In Byzantium, that old line between the Church and the World was blurred, as the World declared itself to be Christian. It was scarcely possible for the Church to form tightly-knit communities of faith like in the old days where each member of the local church knew the other and belonged to the other, because “the local church” now included everyone in the city, at least in principle. After the world accepted baptism, such closely-knit communities were impossible to form. Obviously there still existed smaller churches in the Byzantine world—that was the point of building the larger ones like the Hagia Sophia, as a contrast to them. But the people within even these smaller churches no longer shared the same huddled closeness and family feeling that they did during the days of persecution. Now that everyone in the city or village was a Christian, there was no “World” to huddle against, and individuals no longer defined themselves as belonging to the Christian family but rather to their own biological families. Thus even in the smaller churches a sense of eschatological personalism was lost. (Some ascetics would try to recover it nonetheless; the experiment was called “cenobitic monasticism”.) In the parish church of St. John Chrysostom there was no “coffee hour” after Liturgy. Deep personal attachments were made of course, but they were made between members of one’s family and one’s friends—not between all the members of the local church. Belonging to the church for most people simply meant accepting its over-arching culture and fulfilling certain requirements, though of course some fulfilled them with great piety. You went to Liturgy, received Holy Communion (or didn’t), and then you came home. Going to church for most people in that culture was something you did, like paying taxes, or going to the theatre, or spending time with your friends. Membership in the Church did not necessarily define you; the others at Liturgy were not “your people” except in the sense of being fellow citizens of the same city.

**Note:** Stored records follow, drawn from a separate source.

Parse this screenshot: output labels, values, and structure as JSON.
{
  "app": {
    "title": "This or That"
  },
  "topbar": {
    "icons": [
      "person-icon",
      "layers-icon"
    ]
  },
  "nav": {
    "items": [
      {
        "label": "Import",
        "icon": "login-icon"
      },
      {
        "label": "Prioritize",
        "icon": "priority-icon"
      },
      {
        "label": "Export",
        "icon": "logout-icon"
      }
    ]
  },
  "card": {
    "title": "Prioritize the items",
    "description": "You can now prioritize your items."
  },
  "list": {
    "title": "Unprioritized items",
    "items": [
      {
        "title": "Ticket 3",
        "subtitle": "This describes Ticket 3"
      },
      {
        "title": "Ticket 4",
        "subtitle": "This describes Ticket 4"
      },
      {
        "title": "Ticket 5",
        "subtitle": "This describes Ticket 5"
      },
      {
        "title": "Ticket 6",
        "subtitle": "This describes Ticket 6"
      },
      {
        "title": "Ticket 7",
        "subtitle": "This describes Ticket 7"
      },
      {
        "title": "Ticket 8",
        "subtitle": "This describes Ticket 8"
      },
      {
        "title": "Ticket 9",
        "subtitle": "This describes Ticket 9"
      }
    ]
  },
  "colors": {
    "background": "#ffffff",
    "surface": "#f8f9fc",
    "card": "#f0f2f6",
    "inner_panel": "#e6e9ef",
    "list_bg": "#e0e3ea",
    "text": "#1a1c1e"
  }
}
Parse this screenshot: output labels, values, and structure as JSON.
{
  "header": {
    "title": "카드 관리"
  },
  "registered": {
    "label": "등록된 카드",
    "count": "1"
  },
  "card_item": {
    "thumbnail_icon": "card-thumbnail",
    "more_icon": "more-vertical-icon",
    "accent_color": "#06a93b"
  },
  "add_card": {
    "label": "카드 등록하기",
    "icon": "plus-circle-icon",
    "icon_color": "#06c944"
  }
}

As said above, Byzantium is gone, its long shadows notwithstanding. The challenge for us now is to recognize this and begin to recover the closeness and solidarity with others in our churches that existed in the early days. This solidarity and mutual love for fellow church members was not possible in Byzantium; it is possible now. And as the world becomes an increasingly darker place, recovery of such solidarity becomes not just possible, but essential. This involves not simply making sure there is a coffee hour following Sunday Liturgy, but radically rethinking what it means to belong to the Church.
We must let belonging to the Church define us, and think of ourselves not primarily as Smiths, Joneses or Farleys, but as members of our local Eucharistic community. This involves recognizing that the people receiving the Eucharist with us are our true family, and striving to treat them as such—as our close kin, fellow members of the same body. We must rejoice when one of them is honoured, and suffer with them when they suffer (1 Cor. 12:26), making their trials and triumphs our own. This is difficult to do, especially in our busy world where we often live far from each other. But it remains the challenge of our time. Byzantium is gone, and can only cast shadows. But Christ remains, and He calls us to follow Him in these exciting new days.